A little bit more…

  • Oronasal or oromaxillary sinus fistula: Usually a complication following repulsion or extraction of a maxillary molar (Hargreaves et al., Dixon et al.). Concurrent periodontal disease is often present.
  • Loss of alveolar bone and lack of granulation tissue at diastema results in communication between the oral cavity and either the nasal passages (oronasal fistula- usually at the level of premolar teeth [06–08]) or a maxillary sinus (oromaxillary sinus fistula- usually at the level of molar cheek teeth [09–11]). Both can happen simultaneously (Hargreaves et al.).
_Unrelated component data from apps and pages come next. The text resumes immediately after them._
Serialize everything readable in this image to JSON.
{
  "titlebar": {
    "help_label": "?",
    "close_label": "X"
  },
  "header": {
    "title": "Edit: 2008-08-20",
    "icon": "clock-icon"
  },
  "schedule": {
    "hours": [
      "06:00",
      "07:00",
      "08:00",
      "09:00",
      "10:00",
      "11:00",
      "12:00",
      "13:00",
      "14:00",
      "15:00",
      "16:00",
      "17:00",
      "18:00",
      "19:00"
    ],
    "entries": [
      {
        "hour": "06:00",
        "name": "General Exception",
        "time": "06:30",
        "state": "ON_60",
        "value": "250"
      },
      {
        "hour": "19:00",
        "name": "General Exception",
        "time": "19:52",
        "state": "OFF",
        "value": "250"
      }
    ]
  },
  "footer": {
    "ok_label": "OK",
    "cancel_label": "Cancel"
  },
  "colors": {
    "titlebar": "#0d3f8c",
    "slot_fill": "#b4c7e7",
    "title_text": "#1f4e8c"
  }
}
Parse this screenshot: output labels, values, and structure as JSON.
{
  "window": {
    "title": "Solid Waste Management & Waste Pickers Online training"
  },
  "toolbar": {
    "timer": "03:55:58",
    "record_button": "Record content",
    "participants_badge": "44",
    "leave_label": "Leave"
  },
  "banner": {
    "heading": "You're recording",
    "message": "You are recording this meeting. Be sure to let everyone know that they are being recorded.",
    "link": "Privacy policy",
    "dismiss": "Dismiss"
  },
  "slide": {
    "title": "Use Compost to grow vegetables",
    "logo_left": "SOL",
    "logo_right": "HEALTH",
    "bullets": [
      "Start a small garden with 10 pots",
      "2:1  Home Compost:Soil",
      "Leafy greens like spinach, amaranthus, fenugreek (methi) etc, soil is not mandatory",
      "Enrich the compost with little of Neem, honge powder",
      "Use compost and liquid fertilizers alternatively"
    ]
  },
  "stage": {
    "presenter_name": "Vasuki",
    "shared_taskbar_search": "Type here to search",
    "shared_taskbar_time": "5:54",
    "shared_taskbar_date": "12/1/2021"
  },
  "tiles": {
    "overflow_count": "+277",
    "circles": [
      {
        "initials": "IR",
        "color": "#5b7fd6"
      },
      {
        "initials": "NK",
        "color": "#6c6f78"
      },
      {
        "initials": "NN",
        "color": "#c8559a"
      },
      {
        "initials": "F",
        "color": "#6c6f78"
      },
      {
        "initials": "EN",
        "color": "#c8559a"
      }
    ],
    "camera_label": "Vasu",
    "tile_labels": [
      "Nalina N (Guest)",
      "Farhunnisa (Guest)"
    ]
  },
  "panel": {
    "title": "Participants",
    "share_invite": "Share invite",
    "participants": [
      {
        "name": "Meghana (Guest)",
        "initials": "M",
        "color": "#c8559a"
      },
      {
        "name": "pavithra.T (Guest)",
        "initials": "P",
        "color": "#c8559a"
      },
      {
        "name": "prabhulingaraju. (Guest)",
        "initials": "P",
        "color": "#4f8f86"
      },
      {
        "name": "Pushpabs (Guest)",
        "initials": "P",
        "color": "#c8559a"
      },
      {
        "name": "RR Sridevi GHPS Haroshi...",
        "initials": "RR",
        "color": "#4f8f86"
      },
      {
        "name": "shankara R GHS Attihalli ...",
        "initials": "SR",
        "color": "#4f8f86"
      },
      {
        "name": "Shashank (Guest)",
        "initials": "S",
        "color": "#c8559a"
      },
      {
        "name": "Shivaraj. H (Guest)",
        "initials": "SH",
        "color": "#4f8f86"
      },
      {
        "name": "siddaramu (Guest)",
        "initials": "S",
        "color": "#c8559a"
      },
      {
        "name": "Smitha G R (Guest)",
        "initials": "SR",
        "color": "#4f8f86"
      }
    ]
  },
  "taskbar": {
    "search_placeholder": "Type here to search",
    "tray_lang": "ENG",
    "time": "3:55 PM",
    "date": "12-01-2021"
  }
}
  • Reasons for lack of granulation tissue formation (Hargreaves et al.):
    • Sequestration of osseous fragments from the alveolus
    • Retained infected dental material remaining
    • Extension of a temporary alveolar seal placed following extraction into a maxillary sinus
    • Premature loss of a temporary alveolar seal.
  • Oronasal or oromaxillary sinus fistula may form secondary to impaction of food material into a diastema between two maxillary cheek teeth resulting in periapical infection and erosion of the periodontium with subsequent fistula formation (Hargreaves et al., Dixon et al.). Therefore, some chronically infected +/- fractured teeth can have extensive infection (or even sequestration of their alveolar and adjacent supporting maxillary bone) resulting in fistula formation even prior to their extraction (Dixon et al.).
  • Clinical signs include the presence of thick (purulent), malodorous and unilateral nasal discharge +/- missing tooth (Hargreaves et al.).
  • Computed tomography is the preferred modality (more sensitivity and specificity than radiography) for the evaluation of oronasal or oromaxillary sinus fistulae (Hargreaves et al.).
Tooth 109 is absent. Mixed gas and soft tissue attenuating material fills the alveolar space and is seen extending into the right nasal passages. The material tracks caudally along the nasal meatus, obliterating/compressing the ventral nasal conchae.
(Hargreaves et al.)  
  • Key computed tomographic features of oronasal or oromaxillary sinus fistula identified by Hargreaves et al.:
    • Presence of a defect in the alveolar bone plate with formation of a tract of variable size
    • Heterogeneous material with mixed attenuation (food) extending from the oral cavity or alveolus into either a nasal passage or a paranasal sinus.
    • Associated signs of sinusitis/rhinitis.
  • Computed tomography may allow for detection of subtle changes early on. Can also aid in detection of small osseous fragments/possible sequestra within the alveolus or associated sinus (Hargreaves et al.).
  • Surgical debridement of damaged tissues, removal of retained fragments, impacted food and placement of PMMA (acrylic) alveolar plugs is the most common first treatment approach (Dixon et al.).


  • Hargreaves, Laura, and Jonathon J. Dixon. “Computed tomographic description of the highly variable imaging features of equine oromaxillary sinus and oronasal fistulae.” Veterinary radiology & ultrasound 59.5 (2018): 571-576.
  • Dixon, P. M. “Treatment of equine oro‐nasal and oro‐maxillary fistulae.” Equine Veterinary Education 32.9 (2020): 471-478.